Now undo the four 8mm retaining bolts that hold the throttle body to the inlet plenum. These are best accessed from the boot inspection panel (the grille is readily pulled clear, pinned in place in three locations along the forward edge). A ratchet ring spanner is perfect for this job – and almost essential for the furthest bolt that is effectively hidden under the rear deck panel. Withdraw the throttle body upward and backwards, as illustrated. Note the path of the throttle cable as it passes over and around the throttle cam on the throttle body - in this case, indicated by the red arrows. The cable is retained in place by a 'T' piece - its location on the cam is here indicated by the white arrow.


Now remove the throttle cable from the butterfly valve cam. Do this by removing the outer cable retainer (slots out) to release the tension on the inner cable. Now the ‘T’ piece at the end of the cable can be withdrawn from the throttle cam. Compare and contrast: the original black plastic ‘SU’ 48mm throttle body (right) next to the replacement ‘Dellorto’ 52mm throttle body (left).
A sensible step at this stage is to remove the throttle position sensor from the old throttle body and replace it for the one on the new throttle body (it is held on by just a couple of small bolts). Doing this avoids the need to visit a specialist with Rover's Testbook to reset MEMS calibration for the new sensor.
New 52mm throttle body, just before installing - a process that is, I promise (!), a simple matter of a reverse of the removal instructions!
Notice the Dell'Orto insignia located adjacent to the throttle position sensor - a departure from the SU it superseded.

Now turn the ignition on (position II), and stamp on the throttle pedal five times in 20 seconds, and switch off. This resets the baseline throttle position sensor reading in the engine management system.

You are now ready to go!


Comparison of 52mm versus 48mm throttle body on an otherwise standard 1.8MPi engine - not a great deal of difference, although there are modest torque gains here and there. Red line = 48mm throttle body; green line 52mm.

Does the conversion work? We decided to find out at Dave Walker's rolling road at Emerald.

We compared maximum power and torque of the standard 48mm throttle body installed in my 1.8i MGF against it equipped with a 52mm throttle body. The absolute peak power gain appeared to be somewhat disappointing: we saw an all-but negligible 1 bhp difference between the two - very disappointing for a 100 quid investment in the new alloy throttle body casting.

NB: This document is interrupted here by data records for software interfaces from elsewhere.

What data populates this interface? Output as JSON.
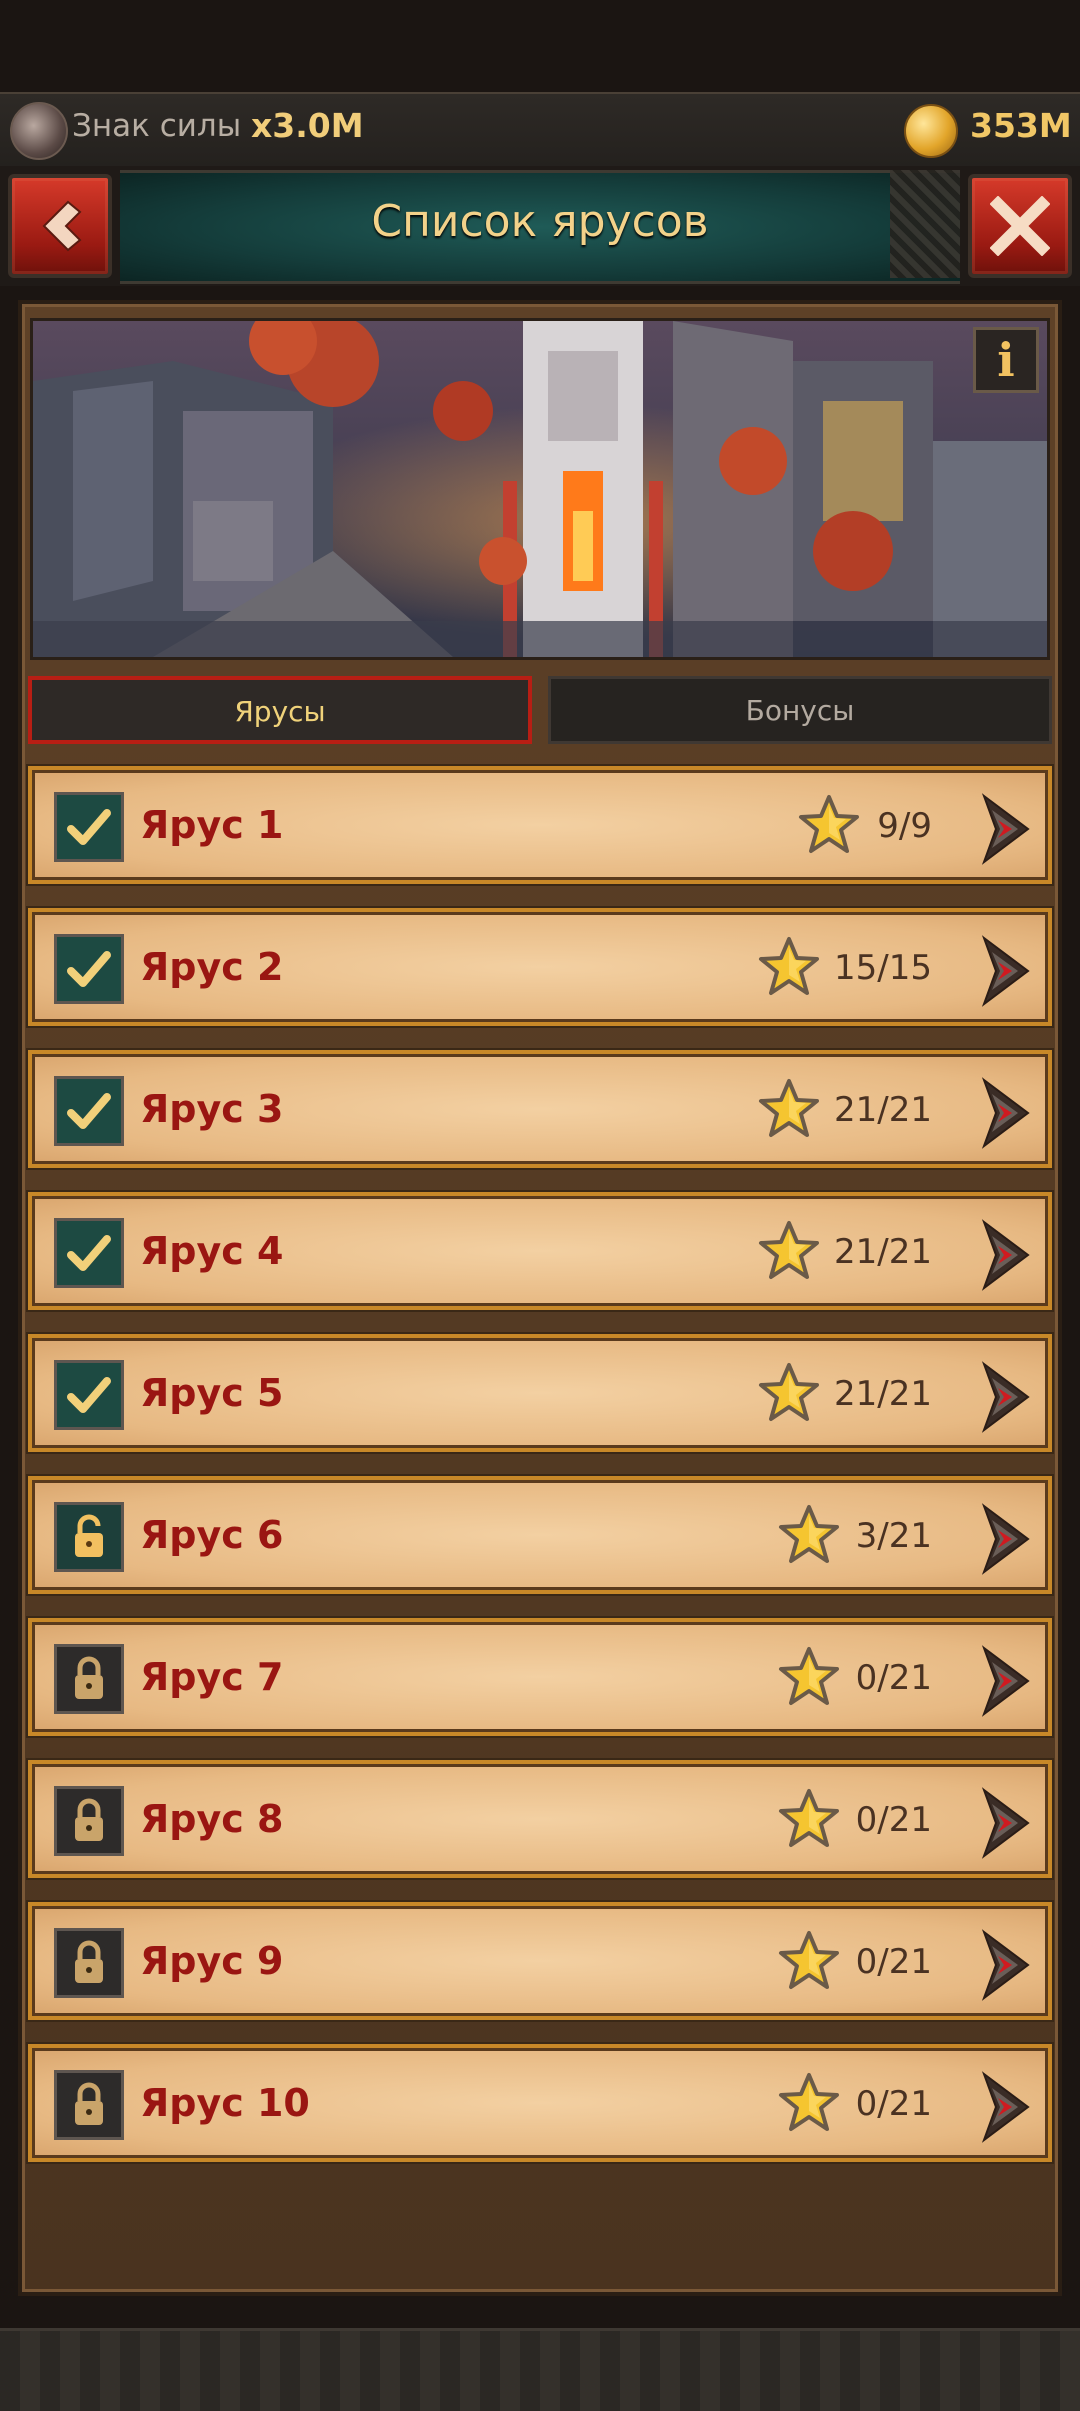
{
  "topbar": {
    "resource_label": "Знак силы",
    "resource_value": "x3.0M",
    "coins": "353M"
  },
  "header": {
    "title": "Список ярусов",
    "back_icon": "chevron-left-icon",
    "close_icon": "close-icon"
  },
  "banner": {
    "info_label": "i"
  },
  "tabs": [
    {
      "label": "Ярусы",
      "active": true
    },
    {
      "label": "Бонусы",
      "active": false
    }
  ],
  "tiers": [
    {
      "name": "Ярус 1",
      "stars": "9/9",
      "status": "completed"
    },
    {
      "name": "Ярус 2",
      "stars": "15/15",
      "status": "completed"
    },
    {
      "name": "Ярус 3",
      "stars": "21/21",
      "status": "completed"
    },
    {
      "name": "Ярус 4",
      "stars": "21/21",
      "status": "completed"
    },
    {
      "name": "Ярус 5",
      "stars": "21/21",
      "status": "completed"
    },
    {
      "name": "Ярус 6",
      "stars": "3/21",
      "status": "unlocked"
    },
    {
      "name": "Ярус 7",
      "stars": "0/21",
      "status": "locked"
    },
    {
      "name": "Ярус 8",
      "stars": "0/21",
      "status": "locked"
    },
    {
      "name": "Ярус 9",
      "stars": "0/21",
      "status": "locked"
    },
    {
      "name": "Ярус 10",
      "stars": "0/21",
      "status": "locked"
    }
  ],
  "colors": {
    "accent_red": "#b81e14",
    "gold": "#f1cd7a",
    "tier_name": "#9a1612",
    "row_border": "#c88828"
  }
}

But that's not the whole story. Whilst the torque does not appear to have increased much with the 52mm throttle body, there is an improvement to the tune of 3-4 lb.ft over much of the lower rev-range. Out on the road, this modest increase in torque, allied with a much sharper throttle response (which is largely thanks to the increase in cross-sectional area of the 52mm choke and throttle butterfly; any small throttle movement would result in a proportionally much larger opening through which air can flow with the 52mm than compared to the 48mm throttle).

The result out on the road was therefore much more impressive than the absolute gains would suggest; through the gears in town, the car seemed hugely more energetic, lunging forward with much more vigour with small throttle openings. One suspects that one would see much more of a power gain if used in conjunction with other engine modifications - but that's a test for another day!

Is it worth the investment? Well, I had a big smile on my face that couldn't be quantified by measures of bhp, so yes, if you feel that you can justify £100+ on an upgrade that is worth a bhp, an improvement in 'drive-ability' and a lot of smiles, then go for it. Just don't expect too much.